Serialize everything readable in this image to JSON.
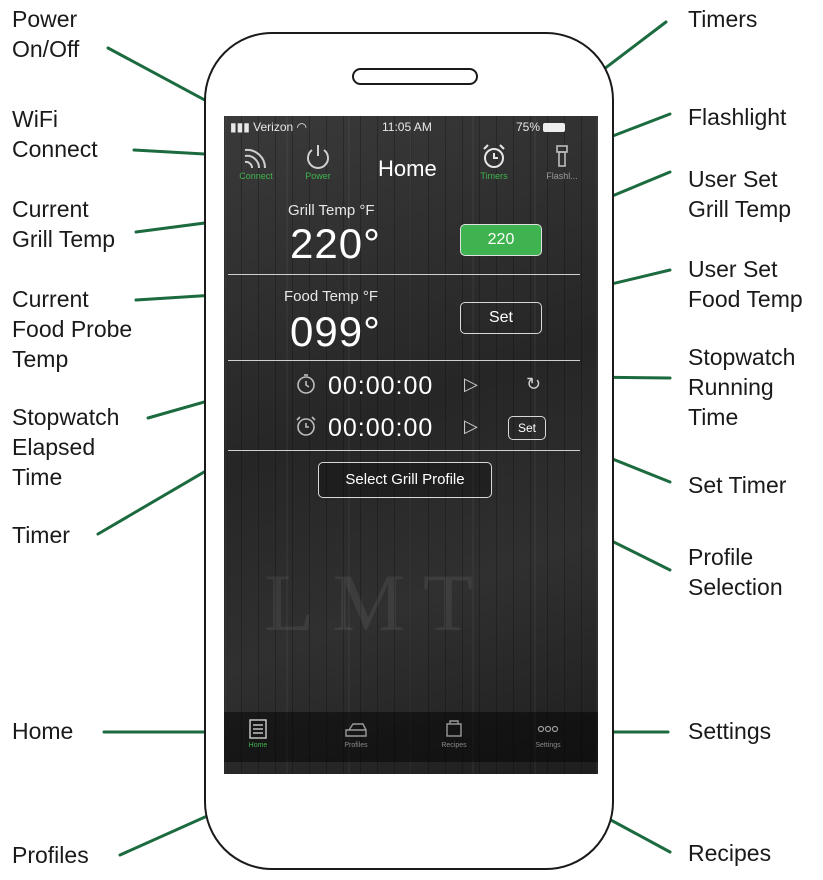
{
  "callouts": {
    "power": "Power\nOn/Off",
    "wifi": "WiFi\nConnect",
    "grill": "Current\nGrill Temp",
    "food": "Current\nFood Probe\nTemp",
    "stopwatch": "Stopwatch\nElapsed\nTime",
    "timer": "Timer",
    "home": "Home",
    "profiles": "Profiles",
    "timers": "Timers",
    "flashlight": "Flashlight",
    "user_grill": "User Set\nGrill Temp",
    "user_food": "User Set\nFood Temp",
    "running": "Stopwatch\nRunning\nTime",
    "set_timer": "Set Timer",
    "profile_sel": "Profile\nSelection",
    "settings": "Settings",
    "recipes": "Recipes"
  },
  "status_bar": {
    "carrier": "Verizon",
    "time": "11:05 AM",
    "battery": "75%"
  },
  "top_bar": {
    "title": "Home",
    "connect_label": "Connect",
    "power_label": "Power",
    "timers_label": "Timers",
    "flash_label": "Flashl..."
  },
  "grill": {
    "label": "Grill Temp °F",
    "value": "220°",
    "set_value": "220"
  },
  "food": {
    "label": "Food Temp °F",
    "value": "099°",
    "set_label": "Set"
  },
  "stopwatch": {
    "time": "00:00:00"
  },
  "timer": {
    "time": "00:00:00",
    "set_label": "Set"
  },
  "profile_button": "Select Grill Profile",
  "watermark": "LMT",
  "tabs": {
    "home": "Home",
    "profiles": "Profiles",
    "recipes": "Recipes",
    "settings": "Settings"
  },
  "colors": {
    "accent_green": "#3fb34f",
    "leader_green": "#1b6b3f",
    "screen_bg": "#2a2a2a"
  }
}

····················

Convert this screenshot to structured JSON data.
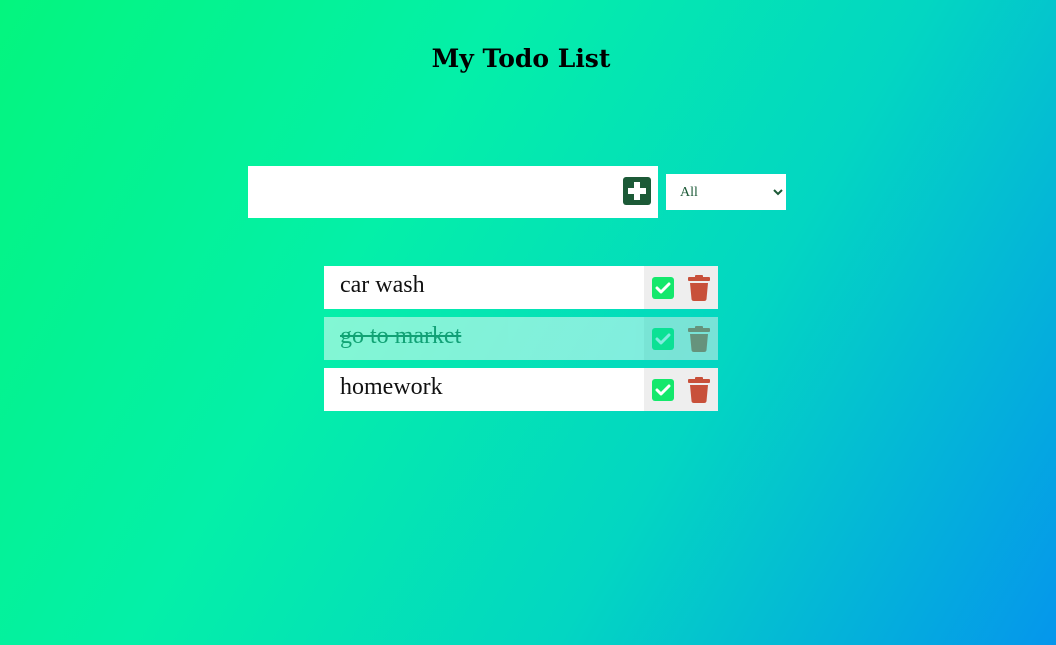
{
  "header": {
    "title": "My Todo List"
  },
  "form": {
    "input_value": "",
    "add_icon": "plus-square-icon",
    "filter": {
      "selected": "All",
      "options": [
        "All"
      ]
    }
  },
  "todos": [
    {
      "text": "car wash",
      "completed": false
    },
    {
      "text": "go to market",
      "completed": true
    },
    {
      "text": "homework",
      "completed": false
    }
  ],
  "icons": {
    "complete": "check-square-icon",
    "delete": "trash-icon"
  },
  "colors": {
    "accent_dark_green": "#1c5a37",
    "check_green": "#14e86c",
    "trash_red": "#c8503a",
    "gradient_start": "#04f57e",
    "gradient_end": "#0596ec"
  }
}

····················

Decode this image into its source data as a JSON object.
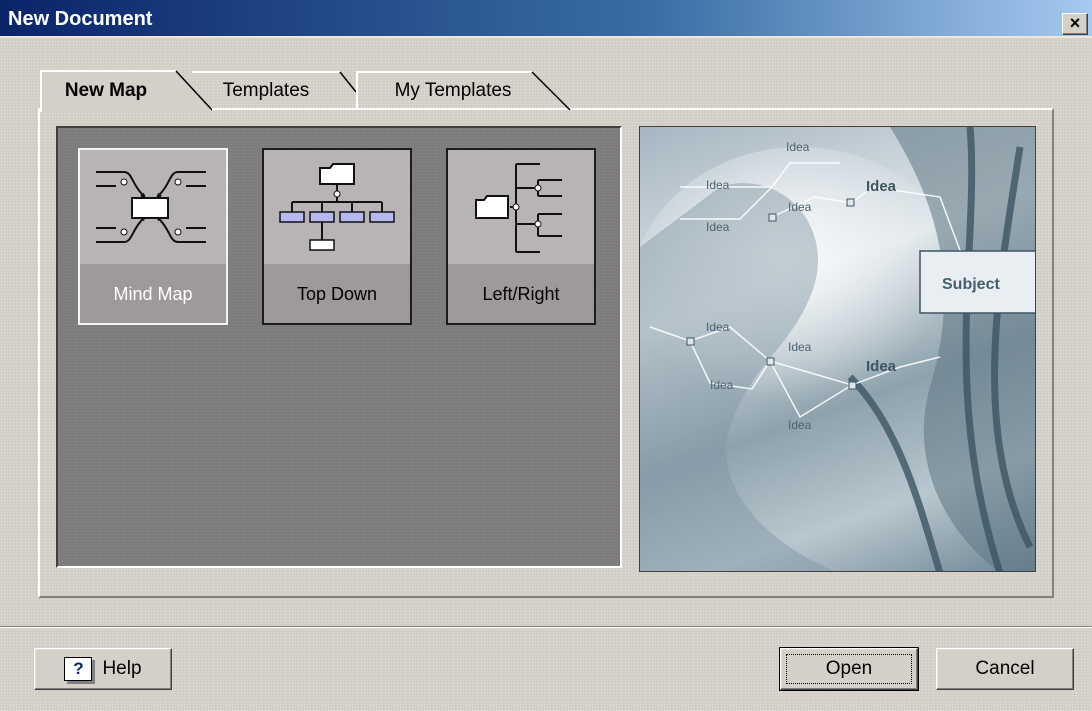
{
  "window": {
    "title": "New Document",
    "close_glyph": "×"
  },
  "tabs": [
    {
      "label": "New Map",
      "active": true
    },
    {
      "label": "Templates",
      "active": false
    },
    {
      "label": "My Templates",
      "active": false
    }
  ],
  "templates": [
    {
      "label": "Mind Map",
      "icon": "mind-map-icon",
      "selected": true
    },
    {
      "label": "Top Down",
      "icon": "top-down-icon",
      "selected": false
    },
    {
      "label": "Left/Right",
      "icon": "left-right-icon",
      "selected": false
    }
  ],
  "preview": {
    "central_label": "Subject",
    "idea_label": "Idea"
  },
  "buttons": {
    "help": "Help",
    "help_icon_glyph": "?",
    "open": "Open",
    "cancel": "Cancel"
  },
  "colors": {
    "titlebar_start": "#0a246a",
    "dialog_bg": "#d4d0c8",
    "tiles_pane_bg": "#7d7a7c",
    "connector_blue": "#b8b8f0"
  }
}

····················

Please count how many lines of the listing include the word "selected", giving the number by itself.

> [Answer]:
4